Juveniles are not arrested for committing crimes, rather they are “taken into custody.” If found guilty of an offense, juveniles are“adjudicated delinquent” rather than convicted.

A judge has the option to order a “deferred disposition” in juvenile cases - a second chance designed to let a juvenile make right on a crime, without going to court and facing the possibility of being “adjudicated delinquent” and paying fines, going to jail and having a criminal record.

If the juvenile complies with all the judge’s orders - which might include regular visits to a probation officer - then after a period of time that is usually one year, the charges are dropped and the whole matter stricken from the records.

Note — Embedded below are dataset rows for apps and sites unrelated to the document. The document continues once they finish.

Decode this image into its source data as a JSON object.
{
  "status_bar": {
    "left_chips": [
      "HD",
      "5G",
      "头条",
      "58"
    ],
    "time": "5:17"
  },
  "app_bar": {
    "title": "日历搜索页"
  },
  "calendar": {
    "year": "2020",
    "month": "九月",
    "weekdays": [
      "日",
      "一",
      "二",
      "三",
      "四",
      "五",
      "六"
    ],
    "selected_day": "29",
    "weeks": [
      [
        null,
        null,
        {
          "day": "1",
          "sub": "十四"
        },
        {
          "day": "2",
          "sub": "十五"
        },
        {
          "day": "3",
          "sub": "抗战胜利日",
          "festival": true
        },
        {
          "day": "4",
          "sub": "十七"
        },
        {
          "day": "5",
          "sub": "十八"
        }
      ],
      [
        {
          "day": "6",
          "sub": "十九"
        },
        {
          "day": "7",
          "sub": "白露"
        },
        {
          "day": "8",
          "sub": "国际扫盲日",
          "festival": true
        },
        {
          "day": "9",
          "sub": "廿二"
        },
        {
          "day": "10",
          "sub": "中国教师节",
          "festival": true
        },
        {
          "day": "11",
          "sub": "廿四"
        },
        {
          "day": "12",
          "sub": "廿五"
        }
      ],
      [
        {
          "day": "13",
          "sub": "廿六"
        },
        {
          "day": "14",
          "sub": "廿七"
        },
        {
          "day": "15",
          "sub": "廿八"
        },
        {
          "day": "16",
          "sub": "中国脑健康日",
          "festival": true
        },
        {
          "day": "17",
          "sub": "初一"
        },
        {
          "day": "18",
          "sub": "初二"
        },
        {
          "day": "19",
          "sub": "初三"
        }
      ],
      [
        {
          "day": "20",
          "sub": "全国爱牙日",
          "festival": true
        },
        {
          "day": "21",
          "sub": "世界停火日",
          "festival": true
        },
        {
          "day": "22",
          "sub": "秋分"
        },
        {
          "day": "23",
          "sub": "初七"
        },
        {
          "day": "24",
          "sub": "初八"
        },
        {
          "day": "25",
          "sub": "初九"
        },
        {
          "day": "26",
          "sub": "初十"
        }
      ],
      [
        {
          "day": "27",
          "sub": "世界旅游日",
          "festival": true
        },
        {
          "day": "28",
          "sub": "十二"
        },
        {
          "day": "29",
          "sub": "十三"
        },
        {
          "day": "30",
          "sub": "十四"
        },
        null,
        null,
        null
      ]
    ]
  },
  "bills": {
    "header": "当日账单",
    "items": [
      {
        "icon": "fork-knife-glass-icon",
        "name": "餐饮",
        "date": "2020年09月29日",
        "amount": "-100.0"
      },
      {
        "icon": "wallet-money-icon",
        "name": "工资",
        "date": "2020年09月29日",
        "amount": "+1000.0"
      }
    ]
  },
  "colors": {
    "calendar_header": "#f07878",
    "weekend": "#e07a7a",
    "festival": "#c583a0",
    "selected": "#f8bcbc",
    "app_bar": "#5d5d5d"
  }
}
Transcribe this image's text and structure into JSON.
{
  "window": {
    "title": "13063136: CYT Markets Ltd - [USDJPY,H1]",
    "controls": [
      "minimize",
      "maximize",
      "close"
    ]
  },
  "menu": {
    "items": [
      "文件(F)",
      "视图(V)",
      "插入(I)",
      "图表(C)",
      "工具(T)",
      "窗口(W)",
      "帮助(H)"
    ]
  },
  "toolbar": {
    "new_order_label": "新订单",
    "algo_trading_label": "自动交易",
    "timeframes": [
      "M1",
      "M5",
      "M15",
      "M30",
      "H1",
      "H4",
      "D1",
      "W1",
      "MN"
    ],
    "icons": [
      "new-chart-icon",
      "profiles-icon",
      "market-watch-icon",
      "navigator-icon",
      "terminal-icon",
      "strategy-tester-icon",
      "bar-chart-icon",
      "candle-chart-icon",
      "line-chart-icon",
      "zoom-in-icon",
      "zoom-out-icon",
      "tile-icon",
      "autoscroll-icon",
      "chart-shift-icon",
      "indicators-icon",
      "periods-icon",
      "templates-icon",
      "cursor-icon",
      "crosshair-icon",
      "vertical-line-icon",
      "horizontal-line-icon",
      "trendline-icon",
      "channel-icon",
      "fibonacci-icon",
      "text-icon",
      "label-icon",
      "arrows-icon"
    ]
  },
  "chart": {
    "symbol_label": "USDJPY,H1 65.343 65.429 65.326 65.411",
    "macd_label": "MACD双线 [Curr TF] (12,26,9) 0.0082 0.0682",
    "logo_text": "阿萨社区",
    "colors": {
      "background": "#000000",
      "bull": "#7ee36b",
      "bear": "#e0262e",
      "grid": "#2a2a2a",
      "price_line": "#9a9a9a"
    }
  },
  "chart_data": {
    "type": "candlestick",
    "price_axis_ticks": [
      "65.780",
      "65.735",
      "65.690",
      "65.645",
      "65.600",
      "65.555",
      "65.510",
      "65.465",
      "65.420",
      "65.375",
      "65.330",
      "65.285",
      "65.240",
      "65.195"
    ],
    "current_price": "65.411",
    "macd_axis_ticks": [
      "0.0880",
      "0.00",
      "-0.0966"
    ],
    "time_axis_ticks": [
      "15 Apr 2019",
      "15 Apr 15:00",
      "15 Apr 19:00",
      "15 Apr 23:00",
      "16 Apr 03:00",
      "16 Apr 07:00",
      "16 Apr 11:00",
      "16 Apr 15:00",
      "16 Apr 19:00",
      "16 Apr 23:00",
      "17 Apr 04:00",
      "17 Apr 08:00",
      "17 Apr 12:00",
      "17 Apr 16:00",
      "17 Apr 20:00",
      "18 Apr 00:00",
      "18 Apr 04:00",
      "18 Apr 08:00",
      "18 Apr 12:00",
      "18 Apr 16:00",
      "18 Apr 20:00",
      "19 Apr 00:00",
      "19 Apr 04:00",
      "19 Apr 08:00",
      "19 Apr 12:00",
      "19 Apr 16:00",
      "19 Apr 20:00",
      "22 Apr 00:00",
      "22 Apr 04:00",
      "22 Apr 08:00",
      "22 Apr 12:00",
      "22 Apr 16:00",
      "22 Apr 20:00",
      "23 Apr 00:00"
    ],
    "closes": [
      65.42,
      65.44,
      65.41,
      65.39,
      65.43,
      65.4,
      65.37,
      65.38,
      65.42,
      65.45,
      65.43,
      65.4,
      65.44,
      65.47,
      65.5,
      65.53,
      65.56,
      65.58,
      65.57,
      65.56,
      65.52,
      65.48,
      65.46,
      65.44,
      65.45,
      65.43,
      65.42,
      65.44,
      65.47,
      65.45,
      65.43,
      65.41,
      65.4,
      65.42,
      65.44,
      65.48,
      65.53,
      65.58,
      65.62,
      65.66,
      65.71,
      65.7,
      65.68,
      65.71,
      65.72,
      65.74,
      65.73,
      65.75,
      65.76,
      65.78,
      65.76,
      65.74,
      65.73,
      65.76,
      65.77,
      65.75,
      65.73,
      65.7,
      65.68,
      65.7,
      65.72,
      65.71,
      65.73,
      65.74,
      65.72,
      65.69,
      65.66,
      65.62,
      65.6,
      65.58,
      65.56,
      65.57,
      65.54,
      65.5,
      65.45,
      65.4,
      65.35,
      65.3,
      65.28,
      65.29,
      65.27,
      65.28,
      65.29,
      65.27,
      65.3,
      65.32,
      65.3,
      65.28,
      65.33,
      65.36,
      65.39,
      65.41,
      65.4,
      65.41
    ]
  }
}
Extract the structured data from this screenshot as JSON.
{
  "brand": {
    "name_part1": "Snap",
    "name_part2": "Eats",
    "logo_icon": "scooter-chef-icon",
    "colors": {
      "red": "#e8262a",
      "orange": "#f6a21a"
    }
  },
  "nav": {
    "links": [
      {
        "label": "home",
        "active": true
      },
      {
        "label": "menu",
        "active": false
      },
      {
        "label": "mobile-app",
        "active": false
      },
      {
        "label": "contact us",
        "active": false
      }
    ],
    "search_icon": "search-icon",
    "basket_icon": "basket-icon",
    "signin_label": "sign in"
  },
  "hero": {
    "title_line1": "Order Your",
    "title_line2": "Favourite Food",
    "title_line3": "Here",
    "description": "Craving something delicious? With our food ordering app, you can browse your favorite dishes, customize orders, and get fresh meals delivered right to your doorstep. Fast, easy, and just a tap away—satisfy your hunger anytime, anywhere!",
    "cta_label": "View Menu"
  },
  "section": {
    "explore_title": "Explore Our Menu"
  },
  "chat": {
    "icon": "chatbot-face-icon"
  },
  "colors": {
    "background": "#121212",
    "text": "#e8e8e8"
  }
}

Tara Breslow-Testa has clerked for judges, knows how judges think and knows how to negotiate for a deferred disposition - it often takes some convincing. Ms. Breslow-Testa is good at these negotiations, and comes through for her clients time and again.

If you are the guardian of a juvenile who has done something illegal and this is a first offense, contact Tara Breslow-Testa. You want her in your corner when squaring off with prosecutors and judges.

The Family Division of the Superior Court is a complicated labyrinth of options and diversions, which takes a skilled attorney to navigate. Mercer County juvenile crime lawyer Tara Breslow-Testa is that skilled navigator, and she can keep your son or daughter out of jail, and their records clean.

For a free consultation, call Tara at (732) 784-2880